*** Opening DATA SUPPLIED ***
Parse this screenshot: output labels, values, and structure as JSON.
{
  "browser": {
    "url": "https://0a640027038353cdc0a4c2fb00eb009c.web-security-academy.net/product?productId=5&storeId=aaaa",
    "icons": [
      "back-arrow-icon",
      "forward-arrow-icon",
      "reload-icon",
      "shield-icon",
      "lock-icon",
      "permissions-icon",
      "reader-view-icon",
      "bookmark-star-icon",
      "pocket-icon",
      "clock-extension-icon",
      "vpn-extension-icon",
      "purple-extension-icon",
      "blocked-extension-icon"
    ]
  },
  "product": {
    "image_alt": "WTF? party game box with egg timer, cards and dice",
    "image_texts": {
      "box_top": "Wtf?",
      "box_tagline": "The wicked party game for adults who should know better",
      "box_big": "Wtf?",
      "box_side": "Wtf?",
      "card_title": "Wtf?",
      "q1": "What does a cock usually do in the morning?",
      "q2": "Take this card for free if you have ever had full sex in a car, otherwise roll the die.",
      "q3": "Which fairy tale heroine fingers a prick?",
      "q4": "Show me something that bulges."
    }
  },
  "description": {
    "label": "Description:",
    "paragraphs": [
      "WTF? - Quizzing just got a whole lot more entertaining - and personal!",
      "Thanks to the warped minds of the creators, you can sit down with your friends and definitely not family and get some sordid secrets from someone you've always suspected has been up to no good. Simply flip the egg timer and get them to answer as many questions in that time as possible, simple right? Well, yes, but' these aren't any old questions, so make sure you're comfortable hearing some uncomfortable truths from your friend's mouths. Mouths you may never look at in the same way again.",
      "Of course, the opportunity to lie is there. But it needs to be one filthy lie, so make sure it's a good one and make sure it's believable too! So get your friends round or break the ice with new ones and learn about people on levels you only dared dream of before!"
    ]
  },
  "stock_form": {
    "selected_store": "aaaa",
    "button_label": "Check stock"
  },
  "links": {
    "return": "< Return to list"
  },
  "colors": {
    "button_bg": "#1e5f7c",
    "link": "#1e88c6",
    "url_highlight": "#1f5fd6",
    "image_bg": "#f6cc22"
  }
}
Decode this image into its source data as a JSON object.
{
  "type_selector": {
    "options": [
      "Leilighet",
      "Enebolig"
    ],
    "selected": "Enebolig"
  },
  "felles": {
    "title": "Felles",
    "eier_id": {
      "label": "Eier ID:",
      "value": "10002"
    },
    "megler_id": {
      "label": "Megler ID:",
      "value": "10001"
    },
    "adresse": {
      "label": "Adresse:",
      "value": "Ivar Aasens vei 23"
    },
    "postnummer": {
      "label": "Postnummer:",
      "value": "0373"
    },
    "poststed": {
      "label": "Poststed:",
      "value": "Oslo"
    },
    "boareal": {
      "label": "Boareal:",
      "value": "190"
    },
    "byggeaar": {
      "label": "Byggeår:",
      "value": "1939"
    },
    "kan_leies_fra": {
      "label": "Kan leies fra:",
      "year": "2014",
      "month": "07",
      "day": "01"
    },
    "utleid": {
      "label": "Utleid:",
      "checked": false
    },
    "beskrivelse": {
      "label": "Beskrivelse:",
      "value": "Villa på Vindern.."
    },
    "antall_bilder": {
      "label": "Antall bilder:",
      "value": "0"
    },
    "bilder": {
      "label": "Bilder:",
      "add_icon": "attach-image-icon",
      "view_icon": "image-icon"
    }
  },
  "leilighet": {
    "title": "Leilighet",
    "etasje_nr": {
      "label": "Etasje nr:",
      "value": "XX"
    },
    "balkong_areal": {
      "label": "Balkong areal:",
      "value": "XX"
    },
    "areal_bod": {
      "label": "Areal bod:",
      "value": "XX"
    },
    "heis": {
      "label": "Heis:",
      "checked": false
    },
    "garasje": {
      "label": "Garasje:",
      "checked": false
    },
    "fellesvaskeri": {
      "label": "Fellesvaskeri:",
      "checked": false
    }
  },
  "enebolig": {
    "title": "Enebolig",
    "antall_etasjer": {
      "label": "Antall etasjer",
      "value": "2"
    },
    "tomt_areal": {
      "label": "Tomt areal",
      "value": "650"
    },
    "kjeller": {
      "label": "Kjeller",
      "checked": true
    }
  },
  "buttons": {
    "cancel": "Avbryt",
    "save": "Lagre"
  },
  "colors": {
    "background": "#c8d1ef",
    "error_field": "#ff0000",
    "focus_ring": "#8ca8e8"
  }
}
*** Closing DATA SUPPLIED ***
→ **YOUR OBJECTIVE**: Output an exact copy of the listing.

→ **FINISHED EXERCISE**:
Parse this screenshot: output labels, values, and structure as JSON.
{
  "browser": {
    "url": "https://0a640027038353cdc0a4c2fb00eb009c.web-security-academy.net/product?productId=5&storeId=aaaa",
    "icons": [
      "back-arrow-icon",
      "forward-arrow-icon",
      "reload-icon",
      "shield-icon",
      "lock-icon",
      "permissions-icon",
      "reader-view-icon",
      "bookmark-star-icon",
      "pocket-icon",
      "clock-extension-icon",
      "vpn-extension-icon",
      "purple-extension-icon",
      "blocked-extension-icon"
    ]
  },
  "product": {
    "image_alt": "WTF? party game box with egg timer, cards and dice",
    "image_texts": {
      "box_top": "Wtf?",
      "box_tagline": "The wicked party game for adults who should know better",
      "box_big": "Wtf?",
      "box_side": "Wtf?",
      "card_title": "Wtf?",
      "q1": "What does a cock usually do in the morning?",
      "q2": "Take this card for free if you have ever had full sex in a car, otherwise roll the die.",
      "q3": "Which fairy tale heroine fingers a prick?",
      "q4": "Show me something that bulges."
    }
  },
  "description": {
    "label": "Description:",
    "paragraphs": [
      "WTF? - Quizzing just got a whole lot more entertaining - and personal!",
      "Thanks to the warped minds of the creators, you can sit down with your friends and definitely not family and get some sordid secrets from someone you've always suspected has been up to no good. Simply flip the egg timer and get them to answer as many questions in that time as possible, simple right? Well, yes, but' these aren't any old questions, so make sure you're comfortable hearing some uncomfortable truths from your friend's mouths. Mouths you may never look at in the same way again.",
      "Of course, the opportunity to lie is there. But it needs to be one filthy lie, so make sure it's a good one and make sure it's believable too! So get your friends round or break the ice with new ones and learn about people on levels you only dared dream of before!"
    ]
  },
  "stock_form": {
    "selected_store": "aaaa",
    "button_label": "Check stock"
  },
  "links": {
    "return": "< Return to list"
  },
  "colors": {
    "button_bg": "#1e5f7c",
    "link": "#1e88c6",
    "url_highlight": "#1f5fd6",
    "image_bg": "#f6cc22"
  }
}
Decode this image into its source data as a JSON object.
{
  "type_selector": {
    "options": [
      "Leilighet",
      "Enebolig"
    ],
    "selected": "Enebolig"
  },
  "felles": {
    "title": "Felles",
    "eier_id": {
      "label": "Eier ID:",
      "value": "10002"
    },
    "megler_id": {
      "label": "Megler ID:",
      "value": "10001"
    },
    "adresse": {
      "label": "Adresse:",
      "value": "Ivar Aasens vei 23"
    },
    "postnummer": {
      "label": "Postnummer:",
      "value": "0373"
    },
    "poststed": {
      "label": "Poststed:",
      "value": "Oslo"
    },
    "boareal": {
      "label": "Boareal:",
      "value": "190"
    },
    "byggeaar": {
      "label": "Byggeår:",
      "value": "1939"
    },
    "kan_leies_fra": {
      "label": "Kan leies fra:",
      "year": "2014",
      "month": "07",
      "day": "01"
    },
    "utleid": {
      "label": "Utleid:",
      "checked": false
    },
    "beskrivelse": {
      "label": "Beskrivelse:",
      "value": "Villa på Vindern.."
    },
    "antall_bilder": {
      "label": "Antall bilder:",
      "value": "0"
    },
    "bilder": {
      "label": "Bilder:",
      "add_icon": "attach-image-icon",
      "view_icon": "image-icon"
    }
  },
  "leilighet": {
    "title": "Leilighet",
    "etasje_nr": {
      "label": "Etasje nr:",
      "value": "XX"
    },
    "balkong_areal": {
      "label": "Balkong areal:",
      "value": "XX"
    },
    "areal_bod": {
      "label": "Areal bod:",
      "value": "XX"
    },
    "heis": {
      "label": "Heis:",
      "checked": false
    },
    "garasje": {
      "label": "Garasje:",
      "checked": false
    },
    "fellesvaskeri": {
      "label": "Fellesvaskeri:",
      "checked": false
    }
  },
  "enebolig": {
    "title": "Enebolig",
    "antall_etasjer": {
      "label": "Antall etasjer",
      "value": "2"
    },
    "tomt_areal": {
      "label": "Tomt areal",
      "value": "650"
    },
    "kjeller": {
      "label": "Kjeller",
      "checked": true
    }
  },
  "buttons": {
    "cancel": "Avbryt",
    "save": "Lagre"
  },
  "colors": {
    "background": "#c8d1ef",
    "error_field": "#ff0000",
    "focus_ring": "#8ca8e8"
  }
}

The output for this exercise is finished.